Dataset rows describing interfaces
——
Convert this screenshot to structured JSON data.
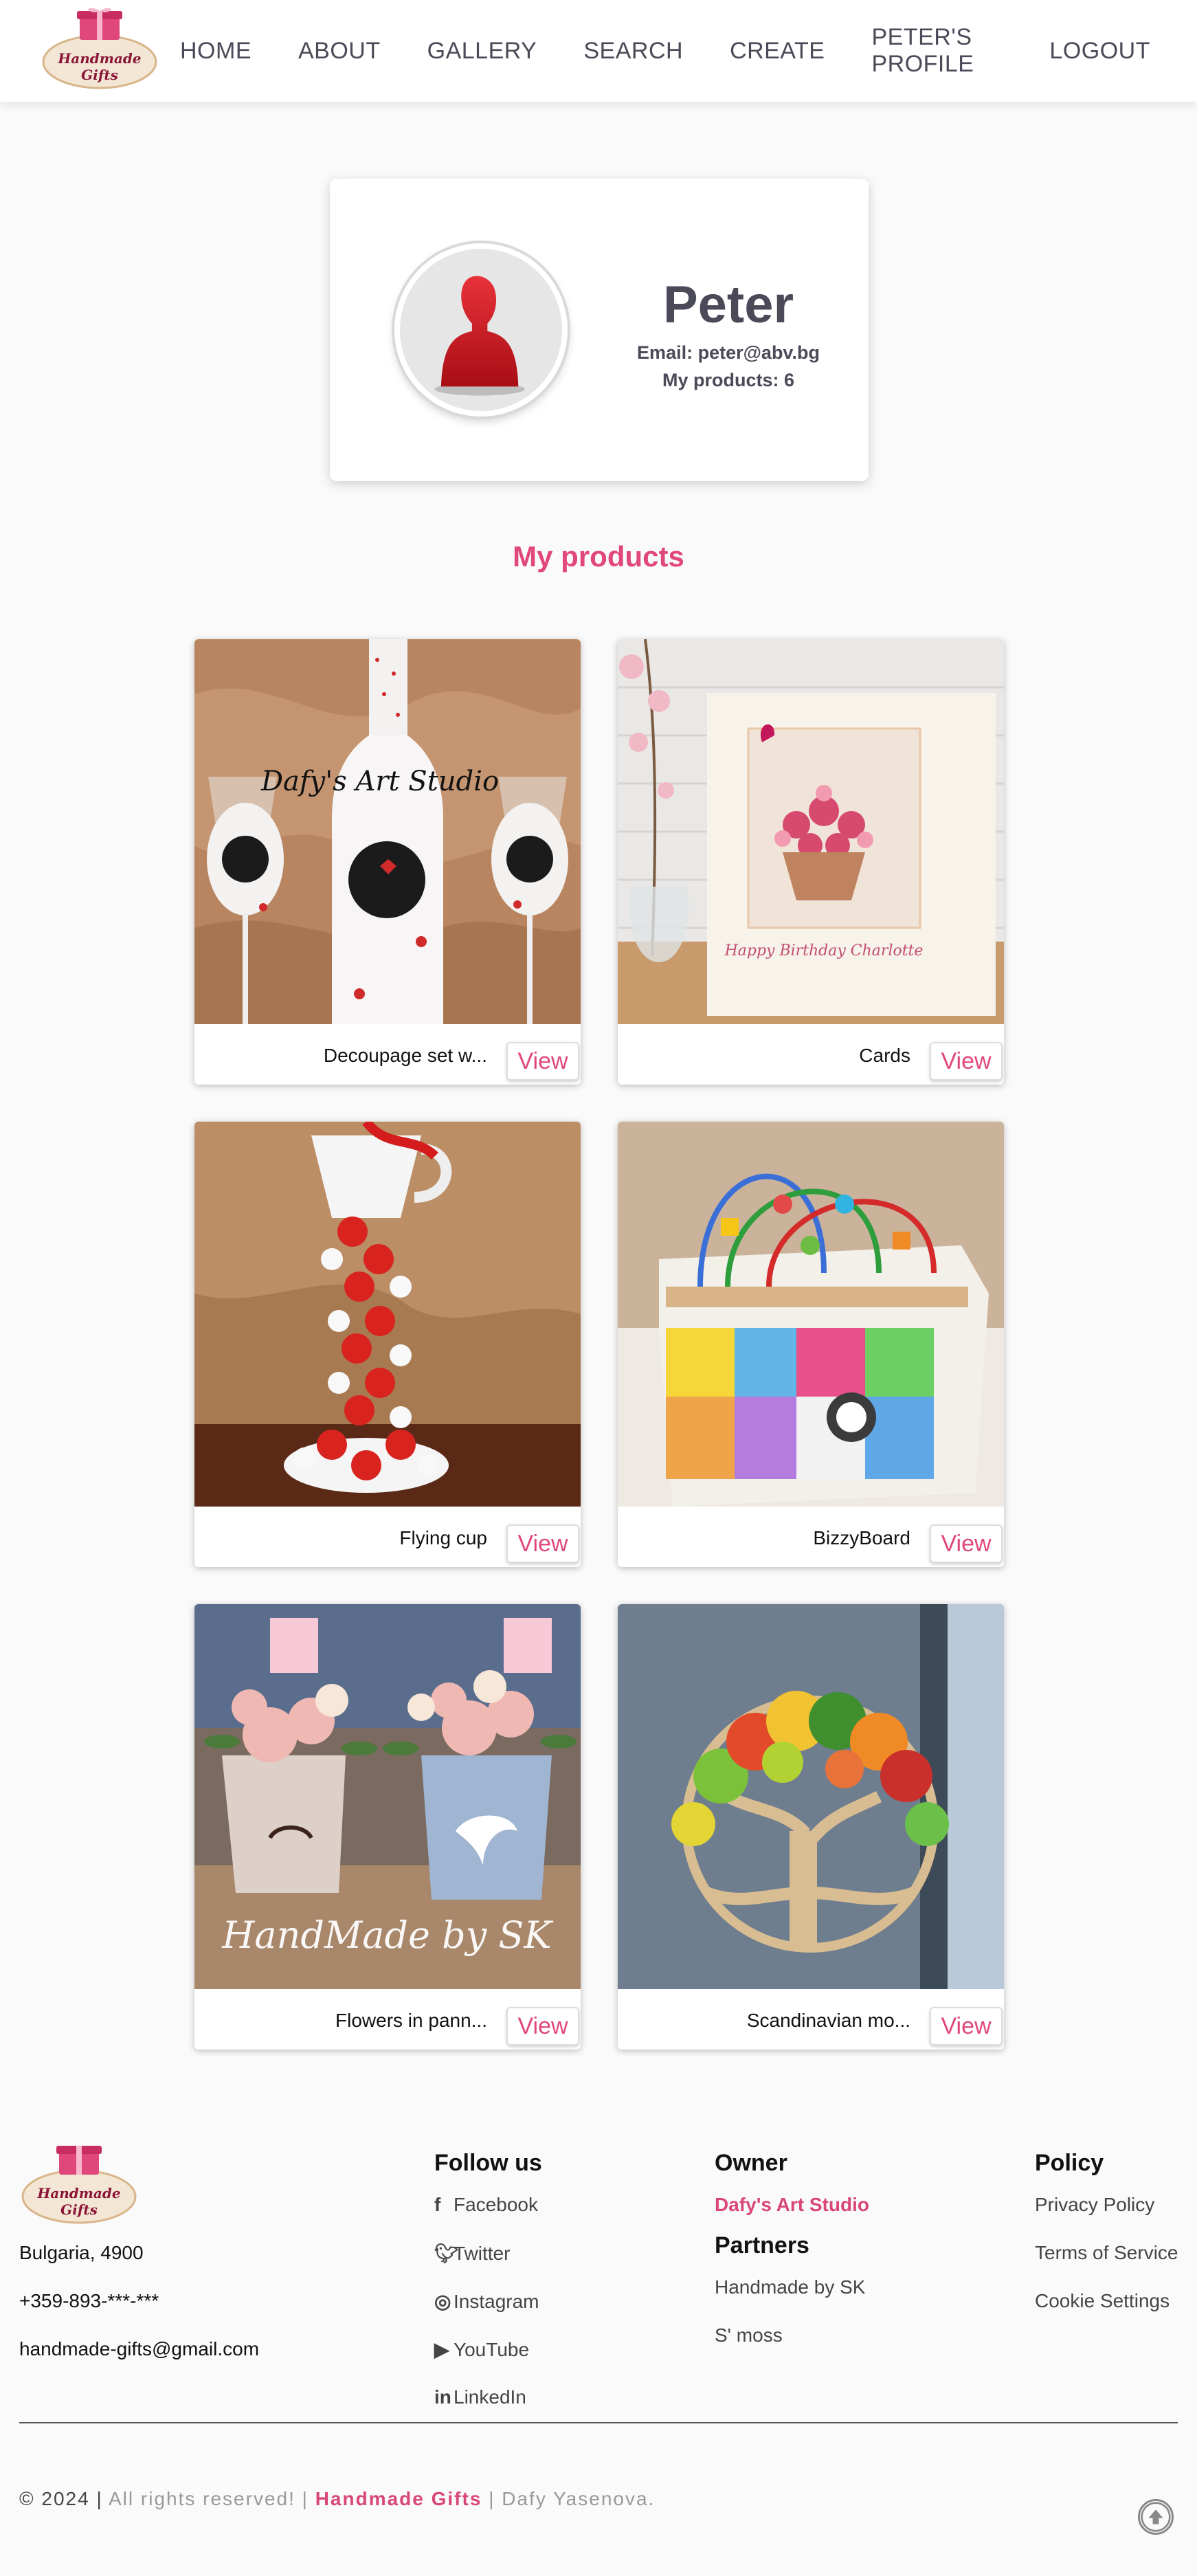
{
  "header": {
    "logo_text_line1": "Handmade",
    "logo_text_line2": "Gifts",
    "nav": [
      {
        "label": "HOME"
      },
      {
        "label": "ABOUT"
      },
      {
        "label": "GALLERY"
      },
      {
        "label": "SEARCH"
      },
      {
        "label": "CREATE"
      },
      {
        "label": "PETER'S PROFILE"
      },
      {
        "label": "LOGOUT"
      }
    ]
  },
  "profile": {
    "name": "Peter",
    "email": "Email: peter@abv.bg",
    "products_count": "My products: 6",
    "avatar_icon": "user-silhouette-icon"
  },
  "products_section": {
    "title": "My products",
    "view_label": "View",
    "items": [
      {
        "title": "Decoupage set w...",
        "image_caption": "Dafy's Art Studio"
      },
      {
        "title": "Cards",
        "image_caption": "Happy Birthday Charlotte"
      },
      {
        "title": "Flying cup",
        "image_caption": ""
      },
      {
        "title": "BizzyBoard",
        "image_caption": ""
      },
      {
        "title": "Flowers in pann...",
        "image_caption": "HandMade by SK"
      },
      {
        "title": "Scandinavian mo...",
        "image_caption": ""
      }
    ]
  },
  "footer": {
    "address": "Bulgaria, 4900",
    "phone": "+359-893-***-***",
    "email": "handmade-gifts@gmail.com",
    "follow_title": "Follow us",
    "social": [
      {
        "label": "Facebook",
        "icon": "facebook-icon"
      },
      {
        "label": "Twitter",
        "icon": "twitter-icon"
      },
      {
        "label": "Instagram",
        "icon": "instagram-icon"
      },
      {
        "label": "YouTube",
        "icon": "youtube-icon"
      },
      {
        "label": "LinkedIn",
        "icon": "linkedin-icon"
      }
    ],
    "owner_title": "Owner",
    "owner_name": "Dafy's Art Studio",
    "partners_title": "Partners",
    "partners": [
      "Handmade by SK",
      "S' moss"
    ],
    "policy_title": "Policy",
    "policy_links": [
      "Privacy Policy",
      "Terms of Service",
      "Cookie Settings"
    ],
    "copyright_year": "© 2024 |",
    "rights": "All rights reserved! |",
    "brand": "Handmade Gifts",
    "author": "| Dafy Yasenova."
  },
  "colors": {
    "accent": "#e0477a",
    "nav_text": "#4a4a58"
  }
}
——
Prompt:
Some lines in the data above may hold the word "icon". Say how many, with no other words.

Reply:
6